  • The trail doesn’t use saddle bags, but feel free to bring your own if you want to carry cameras etc. We prefer saddle pads with pockets built in, or ones that sling over the horse.
  • Rain gear. Either waterproof trousers and jacket, or long riding coat. Definitely no capes! All rain gear should be lightweight, but hard wearing.
If you are traveling from the USA you may wish to check out unlocking your cell phone to use and Irish SIM card. Check out www.unlockitfree.comwww.bilemo.com/unlock
Cell phone rental is available and can be pre-booked through:www.rentaphone-ireland.com
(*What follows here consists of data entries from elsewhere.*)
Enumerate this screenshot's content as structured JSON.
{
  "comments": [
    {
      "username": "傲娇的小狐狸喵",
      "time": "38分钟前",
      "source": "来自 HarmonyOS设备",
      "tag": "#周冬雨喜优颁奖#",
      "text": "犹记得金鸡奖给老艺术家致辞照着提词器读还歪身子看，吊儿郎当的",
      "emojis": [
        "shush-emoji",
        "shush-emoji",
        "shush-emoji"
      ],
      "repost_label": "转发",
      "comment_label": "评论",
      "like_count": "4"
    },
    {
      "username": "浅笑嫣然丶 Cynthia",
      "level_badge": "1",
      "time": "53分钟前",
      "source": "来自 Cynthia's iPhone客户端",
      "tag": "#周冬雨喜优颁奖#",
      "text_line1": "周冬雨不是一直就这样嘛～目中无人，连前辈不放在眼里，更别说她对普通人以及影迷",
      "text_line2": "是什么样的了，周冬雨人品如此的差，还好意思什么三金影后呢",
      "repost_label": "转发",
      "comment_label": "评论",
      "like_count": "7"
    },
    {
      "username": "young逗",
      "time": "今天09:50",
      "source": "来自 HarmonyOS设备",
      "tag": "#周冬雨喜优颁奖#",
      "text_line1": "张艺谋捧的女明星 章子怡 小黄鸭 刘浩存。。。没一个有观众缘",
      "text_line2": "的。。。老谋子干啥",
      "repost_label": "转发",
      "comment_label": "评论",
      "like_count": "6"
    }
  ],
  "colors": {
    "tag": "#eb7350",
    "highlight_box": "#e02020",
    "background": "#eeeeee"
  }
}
This list is only a guideline for you

 

Travel documents and Voucher
Flight tickets
Personal Travel Insurance
Passport
Visa (check with your consulate)

 

RIDING GEAR
Jodhpurs or comfortable jeans (used if possible!)
Long riding boots: leather or rubber or boots and mini chaps.
Riding helmet  (mandatory)
Riding gloves
Windproof Jacket/Wax Jacket
Hat (with chin strap) for sun protection
Lightweight Waterproof pants and jacket or long riding coast. No capes

 

PERSONAL CLOTHING
Jacket or sweater for cool evenings
Comfortable T-Shirts/Shirts
Jeans
Shorts
Underwear and socks
Pyjamas
Bag for dirty clothes
Bandana
Warm jacket
Trekking boots/ comfortable shoes
 
ADDITIONAL THINGS TO BRING
Personal Toiletries
Insect protection
Personal medications
Sore cream (for an emergency)
Sewing kit
Handkerchiefs
Adapter for electric appliances
Camera and extra batteries
Sun glasses with strap
Sun tan lotion and lip balm